Results The percentage of admissions associated with one or more adverse events was unchanged (p=0.48) at 14% (95% CI=10.4% to 18.4%) in 2015 compared with 12.2% (95% CI=9.5% to 15.5%) in 2009. Similarly, the prevalence of preventable adverse events was unchanged (p=0.3) at 7.4% (95% CI=5.3% to 10.5%) in 2015 compared with 9.1% (95% CI=6.9% to 11.9%) in 2009. The incidence densities of preventable adverse events were 5.6 adverse events per 100 admissions (95% CI=3.4 to 8.0) in 2015 and 7.7 adverse events per 100 admissions (95% CI=5.8 to 9.6) in 2009 (p=0.23). However, the percentage of preventable adverse events due to hospital-associated infections decreased to 22.2% (95% CI=15.2% to 31.1%) in 2015 from 33.1% (95% CI=25.6% to 41.6%) in 2009 (p=0.01).

Conclusion Adverse event rates remained stable between 2009 and 2015. The percentage of preventable adverse events related to hospital-associated infection decreased, which may represent a positive impact of the related national programmes and guidelines.

  • adverse events
  • epidemiology and detection
  • healthcare quality improvement
  • patient safety
  • quality improvement
http://creativecommons.org/licenses/by-nc/4.0/

This is an open access article distributed in accordance with the Creative Commons Attribution Non Commercial (CC BY-NC 4.0) license, which permits others to distribute, remix, adapt, build upon this work non-commercially, and license their derivative works on different terms, provided the original work is properly cited, appropriate credit is given, any changes made indicated, and the use is non-commercial. See: http://creativecommons.org/licenses/by-nc/4.0/.

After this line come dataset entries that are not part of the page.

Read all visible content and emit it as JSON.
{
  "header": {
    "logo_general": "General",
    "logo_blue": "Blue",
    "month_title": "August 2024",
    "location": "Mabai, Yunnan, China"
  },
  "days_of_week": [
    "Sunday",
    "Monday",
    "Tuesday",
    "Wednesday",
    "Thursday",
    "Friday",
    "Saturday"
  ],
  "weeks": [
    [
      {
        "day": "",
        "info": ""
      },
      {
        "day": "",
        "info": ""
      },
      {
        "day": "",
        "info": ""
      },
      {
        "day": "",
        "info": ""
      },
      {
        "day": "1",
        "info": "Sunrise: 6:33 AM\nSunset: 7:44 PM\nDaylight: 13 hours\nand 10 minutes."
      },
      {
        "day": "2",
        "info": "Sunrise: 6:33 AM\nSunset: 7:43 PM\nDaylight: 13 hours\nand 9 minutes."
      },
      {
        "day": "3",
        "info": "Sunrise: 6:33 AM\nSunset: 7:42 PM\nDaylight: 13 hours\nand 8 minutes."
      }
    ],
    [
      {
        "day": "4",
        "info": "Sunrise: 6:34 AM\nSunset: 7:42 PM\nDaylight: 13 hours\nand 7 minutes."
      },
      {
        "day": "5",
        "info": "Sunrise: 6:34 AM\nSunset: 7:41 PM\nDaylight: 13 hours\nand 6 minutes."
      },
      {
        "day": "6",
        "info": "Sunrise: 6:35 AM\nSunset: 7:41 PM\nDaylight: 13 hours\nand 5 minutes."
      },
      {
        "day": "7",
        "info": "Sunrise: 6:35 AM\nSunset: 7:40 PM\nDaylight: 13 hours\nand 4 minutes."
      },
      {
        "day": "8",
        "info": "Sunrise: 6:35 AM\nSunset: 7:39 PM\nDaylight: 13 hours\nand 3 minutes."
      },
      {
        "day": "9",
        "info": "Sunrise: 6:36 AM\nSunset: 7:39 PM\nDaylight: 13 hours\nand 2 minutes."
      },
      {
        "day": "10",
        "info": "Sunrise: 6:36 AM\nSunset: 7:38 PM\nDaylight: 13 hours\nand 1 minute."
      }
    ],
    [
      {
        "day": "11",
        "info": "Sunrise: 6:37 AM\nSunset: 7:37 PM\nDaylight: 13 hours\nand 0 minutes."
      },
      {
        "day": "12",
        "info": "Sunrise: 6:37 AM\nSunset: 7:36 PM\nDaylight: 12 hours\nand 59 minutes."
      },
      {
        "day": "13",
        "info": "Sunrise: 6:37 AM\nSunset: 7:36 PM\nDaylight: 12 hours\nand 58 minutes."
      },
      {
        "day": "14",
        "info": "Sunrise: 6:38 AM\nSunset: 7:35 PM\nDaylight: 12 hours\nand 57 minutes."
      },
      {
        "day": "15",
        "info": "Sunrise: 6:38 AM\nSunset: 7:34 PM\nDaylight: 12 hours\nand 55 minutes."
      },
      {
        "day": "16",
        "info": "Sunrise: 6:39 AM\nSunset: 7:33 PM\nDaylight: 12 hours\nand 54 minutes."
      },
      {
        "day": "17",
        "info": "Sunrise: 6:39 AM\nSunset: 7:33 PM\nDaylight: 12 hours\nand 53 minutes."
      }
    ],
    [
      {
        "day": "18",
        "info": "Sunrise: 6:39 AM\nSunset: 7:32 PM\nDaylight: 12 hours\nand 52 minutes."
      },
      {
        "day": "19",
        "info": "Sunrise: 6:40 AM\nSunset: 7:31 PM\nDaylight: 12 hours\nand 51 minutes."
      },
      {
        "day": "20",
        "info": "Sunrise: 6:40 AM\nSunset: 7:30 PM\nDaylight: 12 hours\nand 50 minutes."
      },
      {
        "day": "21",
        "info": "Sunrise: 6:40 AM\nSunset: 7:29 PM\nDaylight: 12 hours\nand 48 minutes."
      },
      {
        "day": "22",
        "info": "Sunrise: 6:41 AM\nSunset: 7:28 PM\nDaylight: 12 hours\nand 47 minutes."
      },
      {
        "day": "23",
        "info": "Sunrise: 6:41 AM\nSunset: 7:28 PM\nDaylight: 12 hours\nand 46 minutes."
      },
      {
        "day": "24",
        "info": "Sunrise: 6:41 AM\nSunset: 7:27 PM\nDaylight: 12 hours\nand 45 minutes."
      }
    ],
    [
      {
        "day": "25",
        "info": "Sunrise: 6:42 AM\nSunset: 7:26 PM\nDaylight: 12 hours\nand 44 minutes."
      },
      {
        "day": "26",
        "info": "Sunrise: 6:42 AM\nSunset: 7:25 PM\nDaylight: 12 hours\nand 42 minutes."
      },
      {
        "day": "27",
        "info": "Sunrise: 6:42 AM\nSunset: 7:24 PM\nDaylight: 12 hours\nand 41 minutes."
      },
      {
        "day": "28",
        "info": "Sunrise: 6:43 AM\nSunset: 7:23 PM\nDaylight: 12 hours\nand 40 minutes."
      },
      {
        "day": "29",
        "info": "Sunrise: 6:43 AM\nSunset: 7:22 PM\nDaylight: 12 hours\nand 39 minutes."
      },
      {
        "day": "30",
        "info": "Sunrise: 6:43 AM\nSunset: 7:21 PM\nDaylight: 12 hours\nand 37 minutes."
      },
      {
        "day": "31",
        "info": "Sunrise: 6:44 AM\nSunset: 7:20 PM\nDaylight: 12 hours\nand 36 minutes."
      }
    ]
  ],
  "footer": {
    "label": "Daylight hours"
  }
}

View Full Text

Statistics from Altmetric.com

Supplementary materials

  • Supplementary Data

    This web only file has been produced by the BMJ Publishing Group from an electronic file supplied by the author(s) and has not been edited for content.

Footnotes

  • Twitter @warconnolly

  • Contributors WC: project management, data collection, analysis, interpretation of the data and drafting the manuscript. NR: staff training, study design, data collection, analysis and interpretation of the data and critical revision of the drafted manuscript. DJW and AH: design, review, analysis and interpretation of the data and critical revision of the drafted manuscript. RMC: design and data analysis and interpretation. CS: design, project management and critical revision of the drafted manuscript.

  • Funding Funding for the project was received via the Applied Partnership Awards (APA-2016-1877) from the Health Research Board (HRB) and the HSE.

  • Competing interests None declared.

  • Patient consent for publication Not required.

  • Ethics approval Ethical approval for INAES-2 was received from the ethics committees of the Royal College of Surgeons in Ireland (REC 1421) and the Royal College of Physicians in Ireland (RECSAF 04-2). A consent declaration was obtained from the Health Research Consent Declaration Committee in Ireland (AF3-19-001), which allowed data collection without obtaining explicit consent from each patient before we irrevocably anonymised data.

  • Data availability statement Data are available upon reasonable request.

  • Supplemental material This content has been supplied by the author(s). It has not been vetted by BMJ Publishing Group Limited (BMJ) and may not have been peer-reviewed. Any opinions or recommendations discussed are solely those of the author(s) and are not endorsed by BMJ. BMJ disclaims all liability and responsibility arising from any reliance placed on the content. Where the content includes any translated material, BMJ does not warrant the accuracy and reliability of the translations (including but not limited to local regulations, clinical guidelines, terminology, drug names and drug dosages), and is not responsible for any error and/or omissions arising from translation and adaptation or otherwise.

Request Permissions

If you wish to reuse any or all of this article please use the link below which will take you to the Copyright Clearance Center’s RightsLink service. You will be able to get a quick price and instant permission to reuse the content in many different ways.